TC TO JWC ; 9 September 1859; DOI: 10.1215/lt-18590909-TC-JWC-01; CL 35: 196-197
TC TO JWC
Scotsbrig (Friday) 9 Septr 1859
My Dear, you will be content with a very small bit of practical announcement today; for indeed there is not the least convenience for writing or anything that writing (to purpose) depends upon.
I got along yesterday tolerably well; very sickly and uncomfortable all along to Edinr (kind of obscure cold still working on me): but, after Edinr and even before leaving it, I was a little better in nerves; and on the whole after a journey less disagreeable than was expected, we got to post here (in faint drizzle of rain, whh soon increased to a heavy pitch) without ill luck of any kind.— I had got my coat, or cloth for it, at Cruikshanks's;1 item a tolerable carpet-bag. Besides Gordon, who was in waiting but did not stay long, I saw Henry Inglis,2 accidentally on the street; very flourishing and cheerful; who sent the best regards &c to Mrs Carlyle;—a grey solid gentn who looked fixedly at me I discovered to be Lord Elgin,3 but to him I said nothing, nor made any sign. In our Railway carriage, a rough Plaiden figure, with white wide-awake, proved to be Wm Marshall (the fat M.P. one),4 who of course exploded into rough talk; but I fastened him mainly on John, and got liberty to sit looking on external Nature, for most part, and following my own gloomy reflexions.

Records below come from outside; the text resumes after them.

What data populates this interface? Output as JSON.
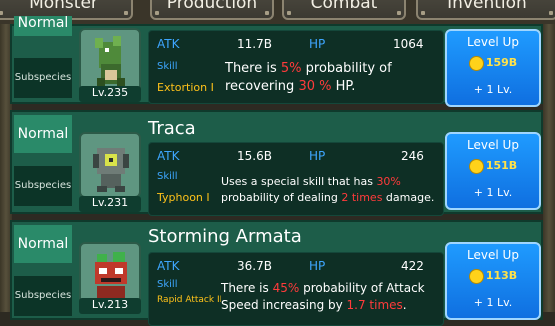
{
  "tabs": [
    {
      "label": "Monster"
    },
    {
      "label": "Production"
    },
    {
      "label": "Combat"
    },
    {
      "label": "Invention"
    }
  ],
  "stat_labels": {
    "atk": "ATK",
    "hp": "HP",
    "skill": "Skill",
    "subspecies": "Subspecies"
  },
  "monsters": [
    {
      "rarity": "Normal",
      "name": "",
      "level": "Lv.235",
      "atk": "11.7B",
      "hp": "1064",
      "skill_name": "Extortion I",
      "desc_line1": [
        "There is ",
        "5%",
        " probability of"
      ],
      "desc_line2": [
        "recovering ",
        "30 %",
        " HP."
      ],
      "level_up": {
        "label": "Level Up",
        "cost": "159B",
        "gain": "+ 1 Lv."
      }
    },
    {
      "rarity": "Normal",
      "name": "Traca",
      "level": "Lv.231",
      "atk": "15.6B",
      "hp": "246",
      "skill_name": "Typhoon I",
      "desc_line1": [
        "Uses a special skill that has ",
        "30%",
        ""
      ],
      "desc_line2": [
        "probability of dealing ",
        "2 times",
        " damage."
      ],
      "level_up": {
        "label": "Level Up",
        "cost": "151B",
        "gain": "+ 1 Lv."
      }
    },
    {
      "rarity": "Normal",
      "name": "Storming Armata",
      "level": "Lv.213",
      "atk": "36.7B",
      "hp": "422",
      "skill_name": "Rapid Attack II",
      "desc_line1": [
        "There is ",
        "45%",
        " probability of Attack"
      ],
      "desc_line2": [
        "Speed increasing by ",
        "1.7 times",
        "."
      ],
      "level_up": {
        "label": "Level Up",
        "cost": "113B",
        "gain": "+ 1 Lv."
      }
    }
  ],
  "colors": {
    "accent_red": "#ff3b3b",
    "skill_yellow": "#ffc21a",
    "label_blue": "#3ea6ff",
    "levelup_blue": "#1f9bff"
  }
}
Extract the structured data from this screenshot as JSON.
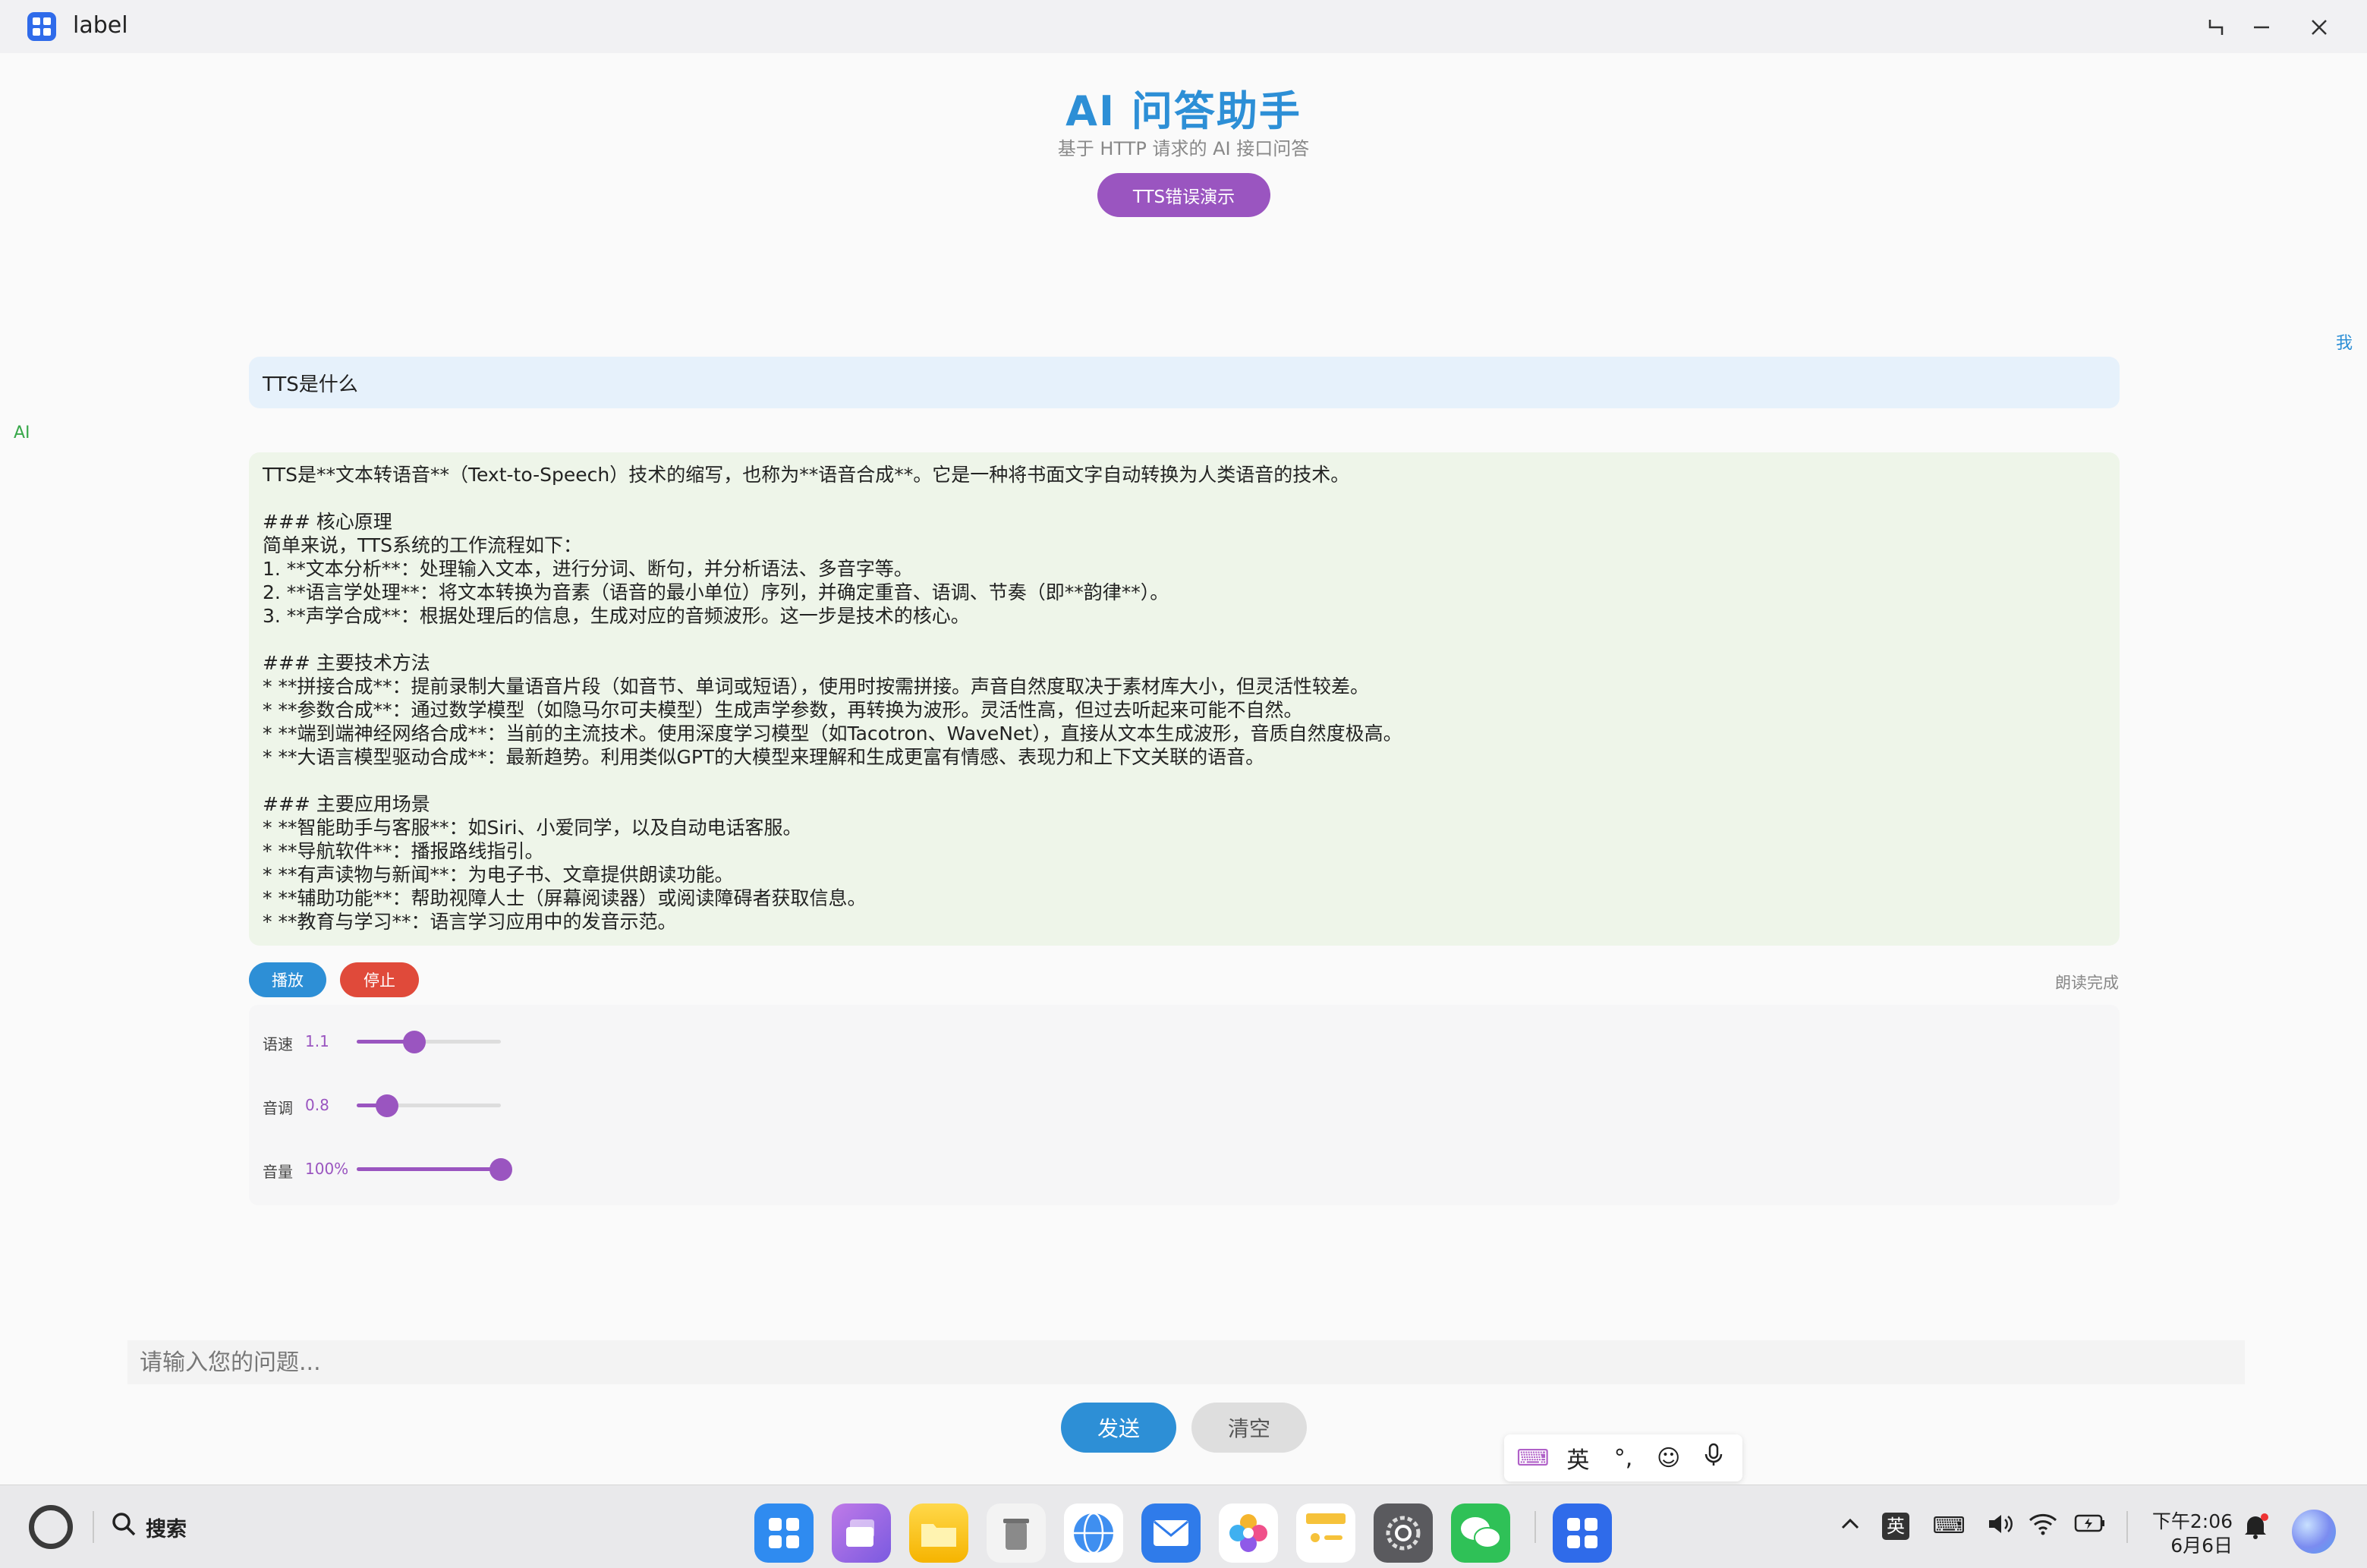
{
  "window": {
    "title": "label",
    "controls": [
      "restore-icon",
      "minimize-icon",
      "close-icon"
    ]
  },
  "header": {
    "title": "AI 问答助手",
    "subtitle": "基于 HTTP 请求的 AI 接口问答",
    "demo_button": "TTS错误演示"
  },
  "chat": {
    "me_label": "我",
    "ai_label": "AI",
    "user_message": "TTS是什么",
    "ai_message_lines": [
      "TTS是**文本转语音**（Text-to-Speech）技术的缩写，也称为**语音合成**。它是一种将书面文字自动转换为人类语音的技术。",
      "",
      "### 核心原理",
      "简单来说，TTS系统的工作流程如下：",
      "1. **文本分析**：处理输入文本，进行分词、断句，并分析语法、多音字等。",
      "2. **语言学处理**：将文本转换为音素（语音的最小单位）序列，并确定重音、语调、节奏（即**韵律**）。",
      "3. **声学合成**：根据处理后的信息，生成对应的音频波形。这一步是技术的核心。",
      "",
      "### 主要技术方法",
      "* **拼接合成**：提前录制大量语音片段（如音节、单词或短语），使用时按需拼接。声音自然度取决于素材库大小，但灵活性较差。",
      "* **参数合成**：通过数学模型（如隐马尔可夫模型）生成声学参数，再转换为波形。灵活性高，但过去听起来可能不自然。",
      "* **端到端神经网络合成**：当前的主流技术。使用深度学习模型（如Tacotron、WaveNet），直接从文本生成波形，音质自然度极高。",
      "* **大语言模型驱动合成**：最新趋势。利用类似GPT的大模型来理解和生成更富有情感、表现力和上下文关联的语音。",
      "",
      "### 主要应用场景",
      "* **智能助手与客服**：如Siri、小爱同学，以及自动电话客服。",
      "* **导航软件**：播报路线指引。",
      "* **有声读物与新闻**：为电子书、文章提供朗读功能。",
      "* **辅助功能**：帮助视障人士（屏幕阅读器）或阅读障碍者获取信息。",
      "* **教育与学习**：语言学习应用中的发音示范。"
    ]
  },
  "playback": {
    "play_label": "播放",
    "stop_label": "停止",
    "status": "朗读完成"
  },
  "sliders": {
    "rate": {
      "label": "语速",
      "value": "1.1",
      "fraction": 0.4
    },
    "pitch": {
      "label": "音调",
      "value": "0.8",
      "fraction": 0.21
    },
    "volume": {
      "label": "音量",
      "value": "100%",
      "fraction": 1.0
    }
  },
  "input": {
    "placeholder": "请输入您的问题...",
    "value": "",
    "send_label": "发送",
    "clear_label": "清空"
  },
  "ime": {
    "items": [
      "keyboard-icon",
      "英",
      "punctuation-icon",
      "emoji-icon",
      "microphone-icon"
    ],
    "mode_label": "英"
  },
  "taskbar": {
    "search_label": "搜索",
    "dock": [
      "launcher-icon",
      "multitask-icon",
      "files-icon",
      "trash-icon",
      "browser-icon",
      "mail-icon",
      "photos-icon",
      "notes-icon",
      "settings-icon",
      "wechat-icon",
      "label-app-icon"
    ],
    "tray_ime": "英",
    "time": "下午2:06",
    "date": "6月6日"
  },
  "colors": {
    "accent_blue": "#2d8fd6",
    "accent_purple": "#9a55c0",
    "stop_red": "#e04a3a",
    "user_bubble": "#e6f1fb",
    "ai_bubble": "#eef5e9",
    "ai_label_green": "#38a84a"
  }
}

Here all is a changed affair,5 except the old cordiality of welcome; sadly changed: ah me! The three men (Jamie & his two sons) were out to receive us; poor little Jenny6 modestly trimmed out, and all in black, was at the foot of the stairs. I find it to have been imprudent to have come along with John; one of us shd not have been here: but I must make it do now.— I have had a fairish sleep; no bath, no &c; in fact all is very waste and confused;—and I will wait for farther news of you, poor little soul, before writing more.— Horse persists in Steamer conveyance; some 7/ or so due to Mowatt7 for last corn. God bless thee, Dearest T. C.8